• 1) when inflation ended, expansion kept going. 2) the farther reaches of the visible universe are much more than 13.7 billion light years away. 3) Euclidean geometry is not the most accurate at that scale. And 4) your name is Jim, you're an aerospace engineer, and you're answering questions about cosmology... Are you me? Am I right to be a little freaked out right now?
– Jim
Mar 25, 2014 at 15:36

Answer to the inflation riddle is simple, it is staring everyone in the face.

You can not explain the early universe in classical terms, the size/volume whatever you want to think of before and after the inflationary period is irrelevant.
The before and after were completely different to each other, why? Because in the beginning there was nothing, then there was something, this something did not come fully formed as we see the universe now with it's multiple dimensions, at that beginning point there was only one dimension, what happen after in the inflationary period was the expanding or addition of the extra dimensions, two then three, and so on, that is why the expansion seems so incomprehensibly large and seems to move at impossible speeds far beyond what the speed of light would allow. The number of dimensions is infinite on a scale of infinities beyond reasonable comprehension, of which the observable universe is only three and was fully formed at the end of the inflationary period, these infinite dimensions never stop growing exponentially.

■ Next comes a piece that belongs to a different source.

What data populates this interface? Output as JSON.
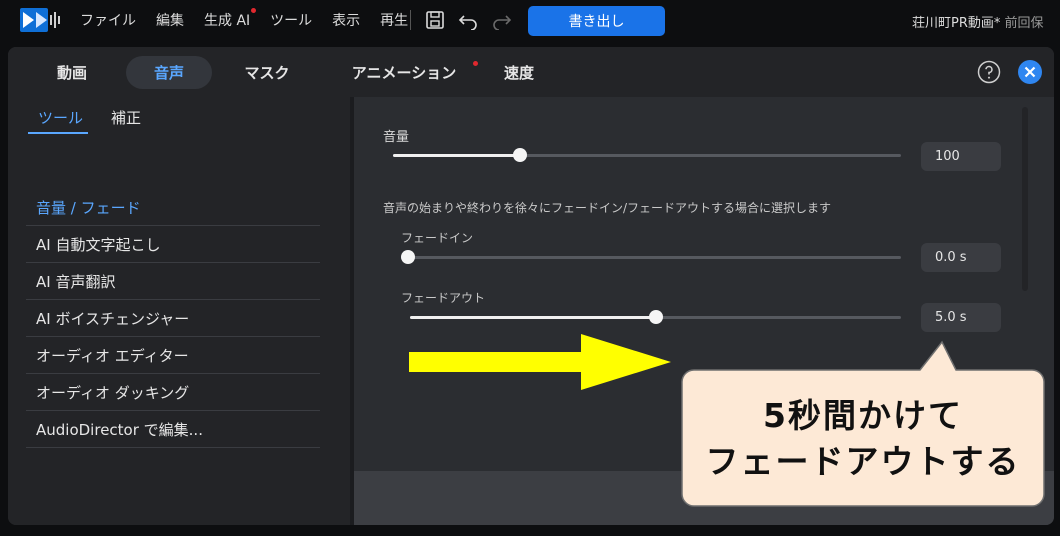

BUT Time it's self is the first dimension, a framework of sorts, in which all the other dimensions rest, it is the container, not a point, like the exponentially dividing cell when human life begins. Time is nothing more than exponential dimension addition/growth.